**YOUR INSTRUCTIONS**
Scan the entries below for the word "glyph" and copy every line where it turns up.

**DATASET**
§ §
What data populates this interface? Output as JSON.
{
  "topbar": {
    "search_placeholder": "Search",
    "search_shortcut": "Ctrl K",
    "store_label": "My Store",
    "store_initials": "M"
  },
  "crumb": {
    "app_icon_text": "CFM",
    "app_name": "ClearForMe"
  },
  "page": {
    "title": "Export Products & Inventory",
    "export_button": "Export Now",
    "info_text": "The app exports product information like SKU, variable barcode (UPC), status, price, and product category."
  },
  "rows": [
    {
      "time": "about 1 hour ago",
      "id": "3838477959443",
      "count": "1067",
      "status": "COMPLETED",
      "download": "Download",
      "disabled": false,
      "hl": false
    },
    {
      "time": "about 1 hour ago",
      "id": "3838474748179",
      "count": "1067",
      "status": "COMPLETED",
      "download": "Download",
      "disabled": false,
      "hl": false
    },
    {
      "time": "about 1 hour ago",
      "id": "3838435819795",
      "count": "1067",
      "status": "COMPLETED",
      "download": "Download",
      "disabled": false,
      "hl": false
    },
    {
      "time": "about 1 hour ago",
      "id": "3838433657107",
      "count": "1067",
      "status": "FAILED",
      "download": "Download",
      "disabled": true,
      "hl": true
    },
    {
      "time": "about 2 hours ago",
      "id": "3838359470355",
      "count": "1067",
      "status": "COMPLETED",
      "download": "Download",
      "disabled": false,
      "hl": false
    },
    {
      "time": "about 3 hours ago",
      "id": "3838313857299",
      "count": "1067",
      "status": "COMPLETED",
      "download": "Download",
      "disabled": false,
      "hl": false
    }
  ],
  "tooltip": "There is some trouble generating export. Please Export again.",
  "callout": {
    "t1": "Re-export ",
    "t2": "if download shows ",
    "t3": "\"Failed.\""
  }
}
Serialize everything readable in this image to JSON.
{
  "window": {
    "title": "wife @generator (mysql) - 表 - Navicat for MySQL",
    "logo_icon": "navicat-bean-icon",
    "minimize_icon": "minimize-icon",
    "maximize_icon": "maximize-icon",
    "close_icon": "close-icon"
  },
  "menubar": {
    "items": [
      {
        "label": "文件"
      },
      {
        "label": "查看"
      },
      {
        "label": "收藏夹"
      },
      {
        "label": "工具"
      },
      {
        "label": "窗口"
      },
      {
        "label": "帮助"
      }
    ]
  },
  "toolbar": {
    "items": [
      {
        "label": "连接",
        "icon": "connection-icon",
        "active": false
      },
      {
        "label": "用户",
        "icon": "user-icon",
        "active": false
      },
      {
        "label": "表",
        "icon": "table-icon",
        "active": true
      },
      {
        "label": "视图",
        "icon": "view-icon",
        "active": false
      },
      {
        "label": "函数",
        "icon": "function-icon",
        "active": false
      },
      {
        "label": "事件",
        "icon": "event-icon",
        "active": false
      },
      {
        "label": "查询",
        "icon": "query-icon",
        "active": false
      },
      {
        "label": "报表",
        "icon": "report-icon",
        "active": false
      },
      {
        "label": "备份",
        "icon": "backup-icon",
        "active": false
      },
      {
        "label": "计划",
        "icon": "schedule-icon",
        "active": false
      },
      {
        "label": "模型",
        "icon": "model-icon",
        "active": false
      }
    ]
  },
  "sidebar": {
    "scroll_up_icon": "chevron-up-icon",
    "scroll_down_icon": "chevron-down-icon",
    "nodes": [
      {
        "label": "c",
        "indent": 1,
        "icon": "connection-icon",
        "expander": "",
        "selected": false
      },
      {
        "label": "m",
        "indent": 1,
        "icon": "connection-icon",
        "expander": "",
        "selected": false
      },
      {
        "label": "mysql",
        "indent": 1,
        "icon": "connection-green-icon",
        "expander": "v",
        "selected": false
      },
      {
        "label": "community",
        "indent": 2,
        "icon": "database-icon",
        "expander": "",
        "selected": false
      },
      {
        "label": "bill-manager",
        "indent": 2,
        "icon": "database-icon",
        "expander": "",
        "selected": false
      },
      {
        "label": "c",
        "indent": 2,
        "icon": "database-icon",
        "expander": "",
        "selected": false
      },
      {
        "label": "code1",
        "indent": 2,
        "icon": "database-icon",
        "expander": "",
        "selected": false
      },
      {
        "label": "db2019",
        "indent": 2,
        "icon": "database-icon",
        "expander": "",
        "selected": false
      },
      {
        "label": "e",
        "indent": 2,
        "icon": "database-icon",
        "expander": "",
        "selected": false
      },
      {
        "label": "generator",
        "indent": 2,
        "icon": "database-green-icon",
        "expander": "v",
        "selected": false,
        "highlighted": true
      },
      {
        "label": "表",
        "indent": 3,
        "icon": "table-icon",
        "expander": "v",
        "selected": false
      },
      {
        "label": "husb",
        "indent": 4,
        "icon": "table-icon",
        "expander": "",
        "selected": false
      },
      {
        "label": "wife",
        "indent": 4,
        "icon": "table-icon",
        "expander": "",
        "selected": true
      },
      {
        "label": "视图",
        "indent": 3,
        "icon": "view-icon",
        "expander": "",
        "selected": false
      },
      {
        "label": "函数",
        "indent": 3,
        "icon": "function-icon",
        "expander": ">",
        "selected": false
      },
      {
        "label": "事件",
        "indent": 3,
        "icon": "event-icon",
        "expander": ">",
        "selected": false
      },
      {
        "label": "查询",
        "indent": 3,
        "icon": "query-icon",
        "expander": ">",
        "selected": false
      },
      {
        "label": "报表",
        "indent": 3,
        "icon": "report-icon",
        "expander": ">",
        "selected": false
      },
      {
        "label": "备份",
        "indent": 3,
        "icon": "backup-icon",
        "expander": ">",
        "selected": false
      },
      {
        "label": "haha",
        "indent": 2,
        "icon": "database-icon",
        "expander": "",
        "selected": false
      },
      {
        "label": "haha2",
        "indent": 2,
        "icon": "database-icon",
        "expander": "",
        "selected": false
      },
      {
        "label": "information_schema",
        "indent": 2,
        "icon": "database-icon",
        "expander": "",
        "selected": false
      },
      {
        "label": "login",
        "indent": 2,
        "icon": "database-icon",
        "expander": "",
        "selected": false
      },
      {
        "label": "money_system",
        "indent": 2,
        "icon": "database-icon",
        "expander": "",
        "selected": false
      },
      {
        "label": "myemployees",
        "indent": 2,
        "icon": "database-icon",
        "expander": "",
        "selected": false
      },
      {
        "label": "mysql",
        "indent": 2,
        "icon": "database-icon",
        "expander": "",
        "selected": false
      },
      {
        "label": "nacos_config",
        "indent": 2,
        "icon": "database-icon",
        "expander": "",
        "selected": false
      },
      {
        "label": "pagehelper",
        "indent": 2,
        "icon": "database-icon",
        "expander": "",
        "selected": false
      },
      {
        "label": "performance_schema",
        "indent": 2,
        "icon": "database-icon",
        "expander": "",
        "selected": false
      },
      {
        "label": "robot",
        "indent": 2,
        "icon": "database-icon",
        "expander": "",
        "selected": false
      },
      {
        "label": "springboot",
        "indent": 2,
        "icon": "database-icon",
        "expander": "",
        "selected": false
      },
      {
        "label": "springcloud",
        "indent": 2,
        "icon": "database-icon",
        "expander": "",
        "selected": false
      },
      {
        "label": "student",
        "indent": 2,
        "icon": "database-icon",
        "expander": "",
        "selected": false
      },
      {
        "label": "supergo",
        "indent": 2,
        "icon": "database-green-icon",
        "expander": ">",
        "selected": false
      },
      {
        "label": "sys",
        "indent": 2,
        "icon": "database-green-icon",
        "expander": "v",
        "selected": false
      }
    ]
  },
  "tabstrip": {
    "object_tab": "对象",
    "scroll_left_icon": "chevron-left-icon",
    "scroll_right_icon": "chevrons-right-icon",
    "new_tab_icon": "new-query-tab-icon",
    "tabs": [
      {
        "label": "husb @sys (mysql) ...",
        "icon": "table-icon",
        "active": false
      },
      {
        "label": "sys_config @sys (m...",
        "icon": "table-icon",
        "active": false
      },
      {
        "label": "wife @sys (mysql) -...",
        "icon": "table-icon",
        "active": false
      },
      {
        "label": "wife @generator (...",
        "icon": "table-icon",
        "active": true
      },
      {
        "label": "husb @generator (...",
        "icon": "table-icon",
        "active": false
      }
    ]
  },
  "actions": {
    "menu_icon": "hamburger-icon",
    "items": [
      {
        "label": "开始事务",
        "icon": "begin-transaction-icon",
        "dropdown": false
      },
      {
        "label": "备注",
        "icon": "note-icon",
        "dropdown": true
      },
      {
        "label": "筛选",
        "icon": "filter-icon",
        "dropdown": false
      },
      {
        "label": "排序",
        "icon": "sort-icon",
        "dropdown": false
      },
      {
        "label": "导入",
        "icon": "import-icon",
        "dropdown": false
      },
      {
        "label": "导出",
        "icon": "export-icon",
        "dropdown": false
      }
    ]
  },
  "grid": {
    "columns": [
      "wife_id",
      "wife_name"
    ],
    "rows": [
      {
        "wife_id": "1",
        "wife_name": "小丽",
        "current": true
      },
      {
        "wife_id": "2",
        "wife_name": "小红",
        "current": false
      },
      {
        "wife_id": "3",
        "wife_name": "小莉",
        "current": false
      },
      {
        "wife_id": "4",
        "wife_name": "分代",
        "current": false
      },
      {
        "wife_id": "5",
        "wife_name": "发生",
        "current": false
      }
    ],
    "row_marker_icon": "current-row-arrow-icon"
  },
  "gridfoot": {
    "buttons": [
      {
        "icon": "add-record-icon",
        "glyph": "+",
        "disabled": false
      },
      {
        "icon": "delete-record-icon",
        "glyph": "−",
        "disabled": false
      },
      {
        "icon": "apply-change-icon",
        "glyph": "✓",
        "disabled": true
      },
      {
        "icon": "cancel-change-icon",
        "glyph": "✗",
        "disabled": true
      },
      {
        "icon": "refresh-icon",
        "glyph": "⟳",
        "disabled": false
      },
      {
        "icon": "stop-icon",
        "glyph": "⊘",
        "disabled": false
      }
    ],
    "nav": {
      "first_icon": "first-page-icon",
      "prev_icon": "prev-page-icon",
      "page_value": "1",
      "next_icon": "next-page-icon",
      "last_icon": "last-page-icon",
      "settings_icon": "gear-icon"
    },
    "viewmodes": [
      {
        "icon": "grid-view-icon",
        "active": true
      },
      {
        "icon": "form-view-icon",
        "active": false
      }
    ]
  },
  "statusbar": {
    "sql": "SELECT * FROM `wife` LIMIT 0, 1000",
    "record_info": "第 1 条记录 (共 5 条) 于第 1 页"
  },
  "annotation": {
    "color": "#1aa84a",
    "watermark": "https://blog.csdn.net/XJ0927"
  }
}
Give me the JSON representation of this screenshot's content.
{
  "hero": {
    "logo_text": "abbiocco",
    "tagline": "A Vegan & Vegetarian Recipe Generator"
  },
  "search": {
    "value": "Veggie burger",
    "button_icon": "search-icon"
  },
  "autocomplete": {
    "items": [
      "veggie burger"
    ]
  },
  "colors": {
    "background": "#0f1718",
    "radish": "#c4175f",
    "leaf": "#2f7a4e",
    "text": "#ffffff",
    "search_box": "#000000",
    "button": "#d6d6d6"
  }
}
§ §
**EXERCISE RESULT**
        "glyph": "+",
        "glyph": "−",
        "glyph": "✓",
        "glyph": "✗",
        "glyph": "⟳",
        "glyph": "⊘",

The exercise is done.